DIRECTIONS FOR THIS TASK:
Each line of the data below holding the word "title" must be copied.

DATA PROVIDED:
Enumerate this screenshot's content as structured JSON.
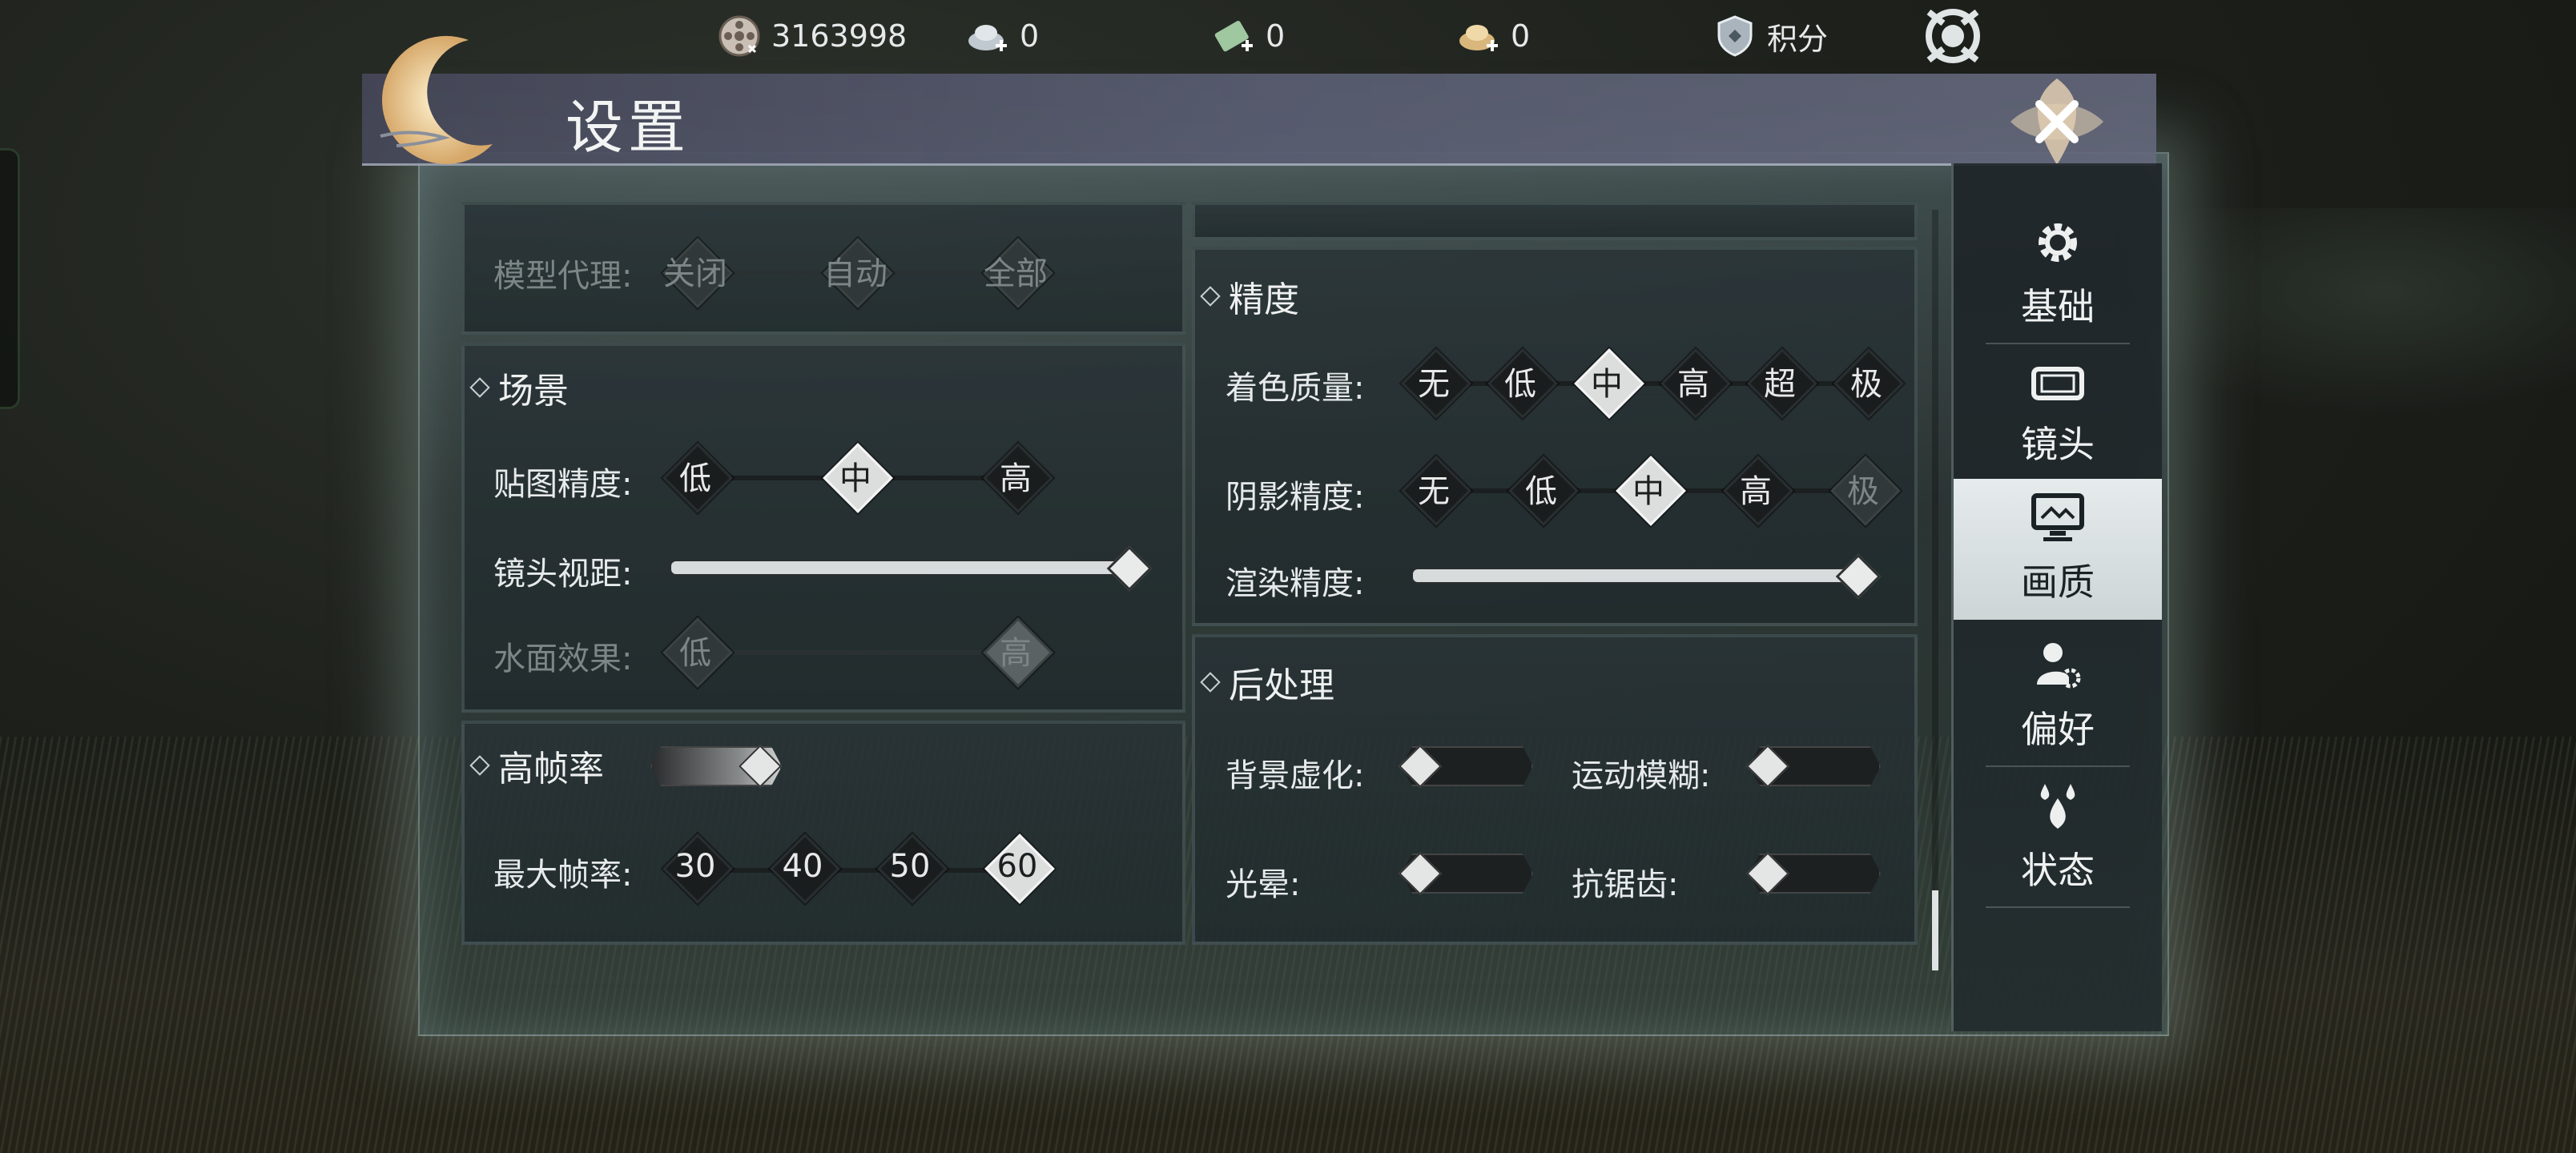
{
  "currency": [
    {
      "icon": "film-reel-icon",
      "value": "3163998"
    },
    {
      "icon": "silver-ingot-plus-icon",
      "value": "0"
    },
    {
      "icon": "green-ticket-plus-icon",
      "value": "0"
    },
    {
      "icon": "gold-ingot-plus-icon",
      "value": "0"
    },
    {
      "icon": "shield-icon",
      "value": "积分"
    }
  ],
  "window": {
    "title": "设置"
  },
  "left": {
    "model_proxy": {
      "label": "模型代理:",
      "options": [
        "关闭",
        "自动",
        "全部"
      ]
    },
    "scene": {
      "title": "场景",
      "texture": {
        "label": "贴图精度:",
        "options": [
          "低",
          "中",
          "高"
        ],
        "selected": 1
      },
      "view_distance": {
        "label": "镜头视距:",
        "level": 1.0
      },
      "water": {
        "label": "水面效果:",
        "options": [
          "低",
          "高"
        ],
        "selected": 1
      }
    },
    "fps": {
      "title": "高帧率",
      "enabled": true,
      "max": {
        "label": "最大帧率:",
        "options": [
          "30",
          "40",
          "50",
          "60"
        ],
        "selected": 3
      }
    }
  },
  "right": {
    "precision": {
      "title": "精度",
      "shading": {
        "label": "着色质量:",
        "options": [
          "无",
          "低",
          "中",
          "高",
          "超",
          "极"
        ],
        "selected": 2
      },
      "shadow": {
        "label": "阴影精度:",
        "options": [
          "无",
          "低",
          "中",
          "高",
          "极"
        ],
        "selected": 2
      },
      "render": {
        "label": "渲染精度:",
        "level": 1.0
      }
    },
    "post": {
      "title": "后处理",
      "bg_blur": "背景虚化:",
      "motion_blur": "运动模糊:",
      "bloom": "光晕:",
      "aa": "抗锯齿:"
    }
  },
  "tabs": [
    {
      "label": "基础",
      "icon": "gear-icon"
    },
    {
      "label": "镜头",
      "icon": "camera-icon"
    },
    {
      "label": "画质",
      "icon": "monitor-icon"
    },
    {
      "label": "偏好",
      "icon": "user-gear-icon"
    },
    {
      "label": "状态",
      "icon": "drops-icon"
    }
  ],
  "active_tab": 2
}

TASK RESPONSE:
    "title": "设置"
      "title": "场景",
      "title": "高帧率",
      "title": "精度",
      "title": "后处理",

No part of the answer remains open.